Even our own spiritual churban should have the reaction of renewed inspiration with the fortitude and courage to build a better edifice of avodah and bring about a brighter light for Hashem.
Immediately following the commandment of the type of oil required for the menorah, the Torah elaborates on the clothing of the Kohen necessary to be worn during his avodah in the Bais Hamikdash. The connection between the two is the theme of turning one’s setback into an even stronger comeback. The eight attires that the Kohen Gadol must wear originate in the chait of the Aitz Hadaas. The Baal Haturim writes on the passuk (Berishis 3,21) that Hashem made for Adam eight clothings parallel to the Kohen Gadol which is hinted in the eight words of that passukויעש ה’ אלקים לאדם ולאשתו כתנות אור וילבשם. The question arises that before Hashem’s clothing, Adam already made for himself fig coverings for his nakedness. Chazal say that the Aitz Hadaas was a fig tree. Adam sought a constant reminder of his sin. Why did Hashem make other clothing the attire of the Kohen Gadol for Adam?
Even though Adam failed in his mission of restraining from eating fruit of the Aitz Hadaas, Hashem did not want Adam to fall into melancholy and depression. Hashem was unhappy with such an approach of a constant reminder of one’s sin for it might cause Adam to fall into depression. Hashem wanted Adam to renew his dedication of avodas Hashem with the feelings of inspiration with honor and glory, לכבוד ולתפארת which describes the eight attires of Kohen Gadol (Shmos 28,2). Hashem therefore made for Adam these clothing that would promote such a self image to serve Hashem.
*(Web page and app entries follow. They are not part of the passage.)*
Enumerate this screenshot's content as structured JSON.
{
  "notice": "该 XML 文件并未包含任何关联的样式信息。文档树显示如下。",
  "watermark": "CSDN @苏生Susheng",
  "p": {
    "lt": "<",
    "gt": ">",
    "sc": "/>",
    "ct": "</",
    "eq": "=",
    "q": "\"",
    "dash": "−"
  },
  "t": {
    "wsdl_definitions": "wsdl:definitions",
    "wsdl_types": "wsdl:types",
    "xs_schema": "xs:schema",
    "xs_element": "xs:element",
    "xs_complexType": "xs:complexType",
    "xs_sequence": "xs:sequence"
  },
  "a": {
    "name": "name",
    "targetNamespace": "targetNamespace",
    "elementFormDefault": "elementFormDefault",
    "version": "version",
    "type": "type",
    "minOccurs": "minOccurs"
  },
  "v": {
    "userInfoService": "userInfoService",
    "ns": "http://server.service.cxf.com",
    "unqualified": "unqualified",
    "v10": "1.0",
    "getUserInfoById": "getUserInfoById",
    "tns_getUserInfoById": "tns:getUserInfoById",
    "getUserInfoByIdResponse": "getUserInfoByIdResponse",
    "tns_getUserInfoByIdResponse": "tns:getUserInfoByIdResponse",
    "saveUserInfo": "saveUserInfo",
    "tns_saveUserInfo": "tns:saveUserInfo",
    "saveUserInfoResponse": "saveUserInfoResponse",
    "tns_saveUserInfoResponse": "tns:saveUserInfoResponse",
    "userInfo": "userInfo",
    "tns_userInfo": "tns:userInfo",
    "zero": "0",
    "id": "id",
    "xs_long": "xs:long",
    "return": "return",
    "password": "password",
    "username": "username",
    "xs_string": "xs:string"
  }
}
The juxtaposition of the oil of the menorah and the Bigdei Kehunah both teach the desirable reaction to spiritual falling. Take the setback and turn it into a comeback.